Stay calm. Screaming, ranting, or raving can easily cross the line into verbal abuse that can do long-term damage to your child’s self-esteem.
Get down to your child’s level. When your talking to your child—especially to criticize–kneel or sit. You’ll still be big enough that he’ll know who the boss is.
Don’t lecture. Instead, ask questions to engage the child in a discussion of the problematic behavior: “Is smoking cigars okay for kids or not?” “Do you like it when someone pushes you down in the park?”
Criticize the behavior, not the child. Even such seemingly innocuous comments as “I’ve told you a thousand times…” or “Every single time you…” gives the child the message that he’s doomed to disappointing you no matter what he does.
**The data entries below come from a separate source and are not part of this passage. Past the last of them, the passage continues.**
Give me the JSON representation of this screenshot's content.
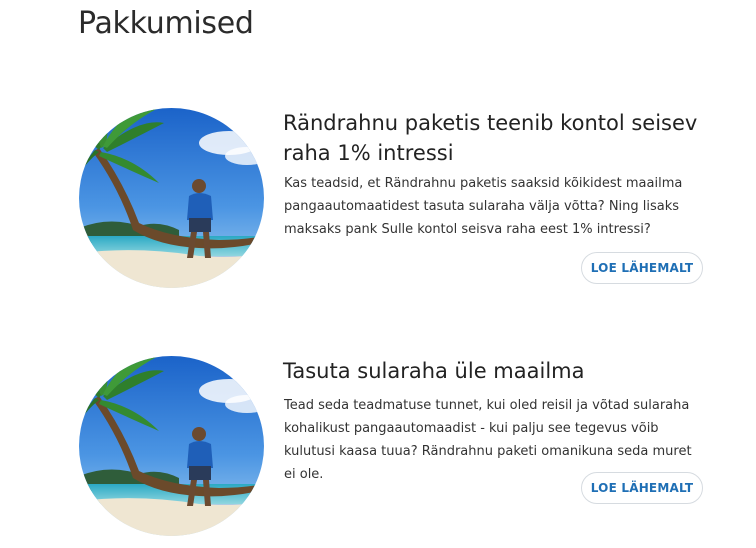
{
  "page": {
    "title": "Pakkumised"
  },
  "offers": [
    {
      "title": "Rändrahnu paketis teenib kontol seisev raha 1% intressi",
      "text": "Kas teadsid, et Rändrahnu paketis saaksid kõikidest maailma pangaautomaatidest tasuta sularaha välja võtta? Ning lisaks maksaks pank Sulle kontol seisva raha eest 1% intressi?",
      "button_label": "LOE LÄHEMALT",
      "image_icon": "palm-beach-traveler-photo"
    },
    {
      "title": "Tasuta sularaha üle maailma",
      "text": "Tead seda teadmatuse tunnet, kui oled reisil ja võtad sularaha kohalikust pangaautomaadist - kui palju see tegevus võib kulutusi kaasa tuua? Rändrahnu paketi omanikuna seda muret ei ole.",
      "button_label": "LOE LÄHEMALT",
      "image_icon": "palm-beach-traveler-photo"
    }
  ],
  "colors": {
    "accent": "#1f6fb5",
    "button_border": "#d6dbe0",
    "text": "#333333"
  }
}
Reinforce positive behavior. We spend so much time criticizing negatives and not enough time complimenting the positives. Heartfelt comments like “I’m so proud of you when I see you cleaning up your toys,” go a long way.
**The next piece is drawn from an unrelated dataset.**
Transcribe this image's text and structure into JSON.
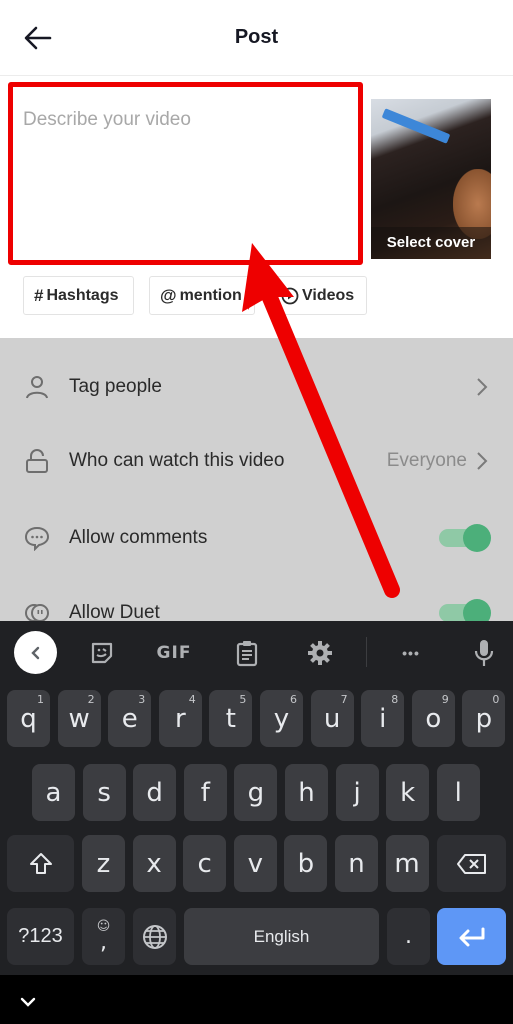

Play games. “Let’s see who can put the most toys away” and “I bet I can put my shoes on before you can” are big favorites. But be sure not to put away more toys or to put your shoes on first–kids under five have a tough time losing.
Avoid tantrums. Learn to recognize the things that trigger your child’s tantrums. The most common include exhaustion, overstimulation, hunger, and illness. Keeping those factors to a minimum will go a long way toward reducing tantrums.
No spanking. It’s bad for the kids and bad for you. Children who get spanked are more likely to suffer from poor self-esteem and depression. They’re also more likely to believe that it’s okay to hit other people when they’re mad. After all, you do.
No shaking. It may seem like a less violent way of expressing your frustrations than spanking, but it really isn’t. Shaking your baby can make his little brain rattle around inside his skull, possibly resulting in brain damage.
No bribes. It’s tempting to pay a child off to get him to do or not do something. But the risk–and it’s a big one–is that he will demand some kind of payment before complying with just about anything.
Be a grown-up. Biting your child or pulling his hair to demonstrate that biting or hitting is wrong or doesn’t feel good will backfire. Guaranteed.
Offer cheese with that whine. Tell your child that you simply don’t respond to whining and that you won’t give him what he wants until he asks in a nice way–and stick with it.
Set a good example. If your child sees you and your partner arguing without violence, he’ll learn to do the same. If he sees you flouting authority by running red lights, he’ll do the same.
Above all, make sure you understand your child. Trying to discipline him without understanding why he’s doing what he’s doing is a little like taking cough syrup for emphysema: the thing that’s bugging you goes away for a while, but the underlying problem remains–and keeps getting worse with time. The most direct way to solve this is to simply ask your child what’s going on and why he’s acting the way he is–in many case he’ll tell you. If he won’t tell you or doesn’t have the vocabulary to do so, make an educated guess (“Are you writing on the walls because you want me to spend more time with you?”).
A nationally recognized parenting expert, Armin Brott is also the author of The Expectant Father: Facts, Tips and Advice for Dads-to-Be, The New Father: A Dad’s Guide to the First Year and The Single Father: A Dad’s Guide to Parenting without a Partner. He has written on parenting and fatherhood for the New York Times Magazine, The Washington Post, Newsweek and dozens of other periodicals. He also hosts “Positive Parenting”, a nationally distributed, weekly talk show, and lives with his family in Oakland, California. Visit Armin at www.mrdad.com.